**What is being asked:** Pick out the lines in the listing below that contain the word "Systems" and copy them.
++++
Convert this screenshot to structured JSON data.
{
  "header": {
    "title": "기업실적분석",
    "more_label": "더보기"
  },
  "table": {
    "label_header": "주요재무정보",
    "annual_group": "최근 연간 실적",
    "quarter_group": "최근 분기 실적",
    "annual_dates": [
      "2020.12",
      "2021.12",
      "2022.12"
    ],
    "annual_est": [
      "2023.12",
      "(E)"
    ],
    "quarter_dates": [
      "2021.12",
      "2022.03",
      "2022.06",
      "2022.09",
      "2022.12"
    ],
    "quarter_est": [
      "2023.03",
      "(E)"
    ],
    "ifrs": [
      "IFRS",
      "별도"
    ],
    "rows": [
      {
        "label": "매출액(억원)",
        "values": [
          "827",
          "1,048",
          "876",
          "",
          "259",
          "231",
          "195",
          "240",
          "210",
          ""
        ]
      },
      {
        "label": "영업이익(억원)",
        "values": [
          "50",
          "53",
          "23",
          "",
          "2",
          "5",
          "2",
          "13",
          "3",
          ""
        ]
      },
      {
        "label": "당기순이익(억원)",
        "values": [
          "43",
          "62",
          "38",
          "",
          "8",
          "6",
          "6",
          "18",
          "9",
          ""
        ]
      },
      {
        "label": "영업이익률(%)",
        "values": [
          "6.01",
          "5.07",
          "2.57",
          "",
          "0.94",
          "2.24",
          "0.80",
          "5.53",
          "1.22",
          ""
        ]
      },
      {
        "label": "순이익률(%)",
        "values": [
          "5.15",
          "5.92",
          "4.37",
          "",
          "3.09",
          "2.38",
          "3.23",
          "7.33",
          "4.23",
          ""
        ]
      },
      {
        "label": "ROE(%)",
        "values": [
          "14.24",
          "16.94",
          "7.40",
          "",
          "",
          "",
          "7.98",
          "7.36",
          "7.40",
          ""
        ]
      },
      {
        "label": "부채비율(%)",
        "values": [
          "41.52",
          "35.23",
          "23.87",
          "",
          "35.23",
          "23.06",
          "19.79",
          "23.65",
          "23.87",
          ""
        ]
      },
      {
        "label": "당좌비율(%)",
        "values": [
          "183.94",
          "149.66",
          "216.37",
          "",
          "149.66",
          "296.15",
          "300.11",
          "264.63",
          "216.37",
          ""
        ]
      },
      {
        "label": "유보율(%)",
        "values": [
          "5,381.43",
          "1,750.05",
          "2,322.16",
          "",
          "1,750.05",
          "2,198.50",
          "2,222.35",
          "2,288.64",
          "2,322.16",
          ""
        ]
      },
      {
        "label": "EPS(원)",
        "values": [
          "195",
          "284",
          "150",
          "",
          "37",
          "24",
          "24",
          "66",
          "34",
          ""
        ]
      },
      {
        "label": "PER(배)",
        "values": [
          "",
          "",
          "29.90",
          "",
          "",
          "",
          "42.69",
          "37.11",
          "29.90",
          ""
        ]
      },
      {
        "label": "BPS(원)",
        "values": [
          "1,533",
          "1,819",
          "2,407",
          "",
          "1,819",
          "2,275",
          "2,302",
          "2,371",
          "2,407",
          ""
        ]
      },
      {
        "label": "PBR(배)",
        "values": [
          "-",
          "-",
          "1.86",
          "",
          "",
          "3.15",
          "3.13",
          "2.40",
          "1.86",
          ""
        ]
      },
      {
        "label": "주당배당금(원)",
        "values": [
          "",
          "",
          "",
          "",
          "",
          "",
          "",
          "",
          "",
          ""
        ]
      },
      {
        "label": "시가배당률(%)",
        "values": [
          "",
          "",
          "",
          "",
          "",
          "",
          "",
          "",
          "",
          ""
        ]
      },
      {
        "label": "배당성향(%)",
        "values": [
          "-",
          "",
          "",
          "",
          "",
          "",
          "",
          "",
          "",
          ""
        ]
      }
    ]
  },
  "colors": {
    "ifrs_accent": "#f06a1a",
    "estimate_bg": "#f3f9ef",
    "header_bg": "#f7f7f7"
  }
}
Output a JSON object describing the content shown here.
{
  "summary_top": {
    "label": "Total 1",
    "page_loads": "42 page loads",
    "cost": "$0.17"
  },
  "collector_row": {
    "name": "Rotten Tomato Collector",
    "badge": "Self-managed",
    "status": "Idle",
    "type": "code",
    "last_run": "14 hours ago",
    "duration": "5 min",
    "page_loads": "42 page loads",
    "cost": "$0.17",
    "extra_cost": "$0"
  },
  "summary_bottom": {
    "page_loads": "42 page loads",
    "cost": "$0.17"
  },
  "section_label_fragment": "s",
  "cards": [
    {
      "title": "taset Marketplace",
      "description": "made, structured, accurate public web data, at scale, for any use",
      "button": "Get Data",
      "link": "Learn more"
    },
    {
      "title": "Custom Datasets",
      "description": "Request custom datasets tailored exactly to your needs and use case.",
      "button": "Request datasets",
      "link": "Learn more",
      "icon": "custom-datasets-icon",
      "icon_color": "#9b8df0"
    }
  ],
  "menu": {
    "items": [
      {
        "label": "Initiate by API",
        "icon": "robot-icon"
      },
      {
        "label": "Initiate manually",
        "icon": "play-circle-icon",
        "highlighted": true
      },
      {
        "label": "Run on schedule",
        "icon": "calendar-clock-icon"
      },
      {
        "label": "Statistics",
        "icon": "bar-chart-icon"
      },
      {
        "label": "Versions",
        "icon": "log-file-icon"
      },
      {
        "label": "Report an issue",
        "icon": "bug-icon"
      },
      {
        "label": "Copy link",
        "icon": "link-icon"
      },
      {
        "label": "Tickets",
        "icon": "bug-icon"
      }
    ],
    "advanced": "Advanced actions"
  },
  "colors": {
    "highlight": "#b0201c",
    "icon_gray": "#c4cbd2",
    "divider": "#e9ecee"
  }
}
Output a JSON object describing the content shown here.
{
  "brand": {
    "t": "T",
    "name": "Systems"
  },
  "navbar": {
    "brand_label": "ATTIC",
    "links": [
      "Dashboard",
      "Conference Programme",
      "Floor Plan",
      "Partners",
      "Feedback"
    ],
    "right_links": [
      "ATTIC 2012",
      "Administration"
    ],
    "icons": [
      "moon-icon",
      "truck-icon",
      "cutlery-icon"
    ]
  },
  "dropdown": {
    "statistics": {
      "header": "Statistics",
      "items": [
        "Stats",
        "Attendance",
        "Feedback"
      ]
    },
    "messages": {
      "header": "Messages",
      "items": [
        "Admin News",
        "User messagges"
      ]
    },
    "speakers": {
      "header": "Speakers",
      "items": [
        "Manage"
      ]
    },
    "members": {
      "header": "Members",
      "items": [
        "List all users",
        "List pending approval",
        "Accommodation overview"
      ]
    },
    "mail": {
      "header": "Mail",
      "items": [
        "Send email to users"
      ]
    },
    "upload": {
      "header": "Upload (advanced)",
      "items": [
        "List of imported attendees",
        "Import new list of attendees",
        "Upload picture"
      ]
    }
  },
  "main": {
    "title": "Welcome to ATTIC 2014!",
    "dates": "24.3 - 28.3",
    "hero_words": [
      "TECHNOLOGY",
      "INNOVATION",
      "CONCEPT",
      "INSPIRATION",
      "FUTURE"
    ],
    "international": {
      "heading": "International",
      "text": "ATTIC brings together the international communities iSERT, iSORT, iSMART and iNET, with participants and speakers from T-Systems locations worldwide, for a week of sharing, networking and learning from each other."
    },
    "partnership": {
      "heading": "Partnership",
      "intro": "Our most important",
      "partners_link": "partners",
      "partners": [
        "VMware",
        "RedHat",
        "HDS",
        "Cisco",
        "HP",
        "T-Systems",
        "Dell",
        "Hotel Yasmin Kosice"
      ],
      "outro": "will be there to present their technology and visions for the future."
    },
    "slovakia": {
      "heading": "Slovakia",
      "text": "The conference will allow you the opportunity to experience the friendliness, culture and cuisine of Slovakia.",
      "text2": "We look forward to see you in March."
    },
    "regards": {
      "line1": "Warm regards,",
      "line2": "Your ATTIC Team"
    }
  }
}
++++
**Final answer:**
    "name": "Systems"
      "text": "ATTIC brings together the international communities iSERT, iSORT, iSMART and iNET, with participants and speakers from T-Systems locations worldwide, for a week of sharing, networking and learning from each other."
        "T-Systems",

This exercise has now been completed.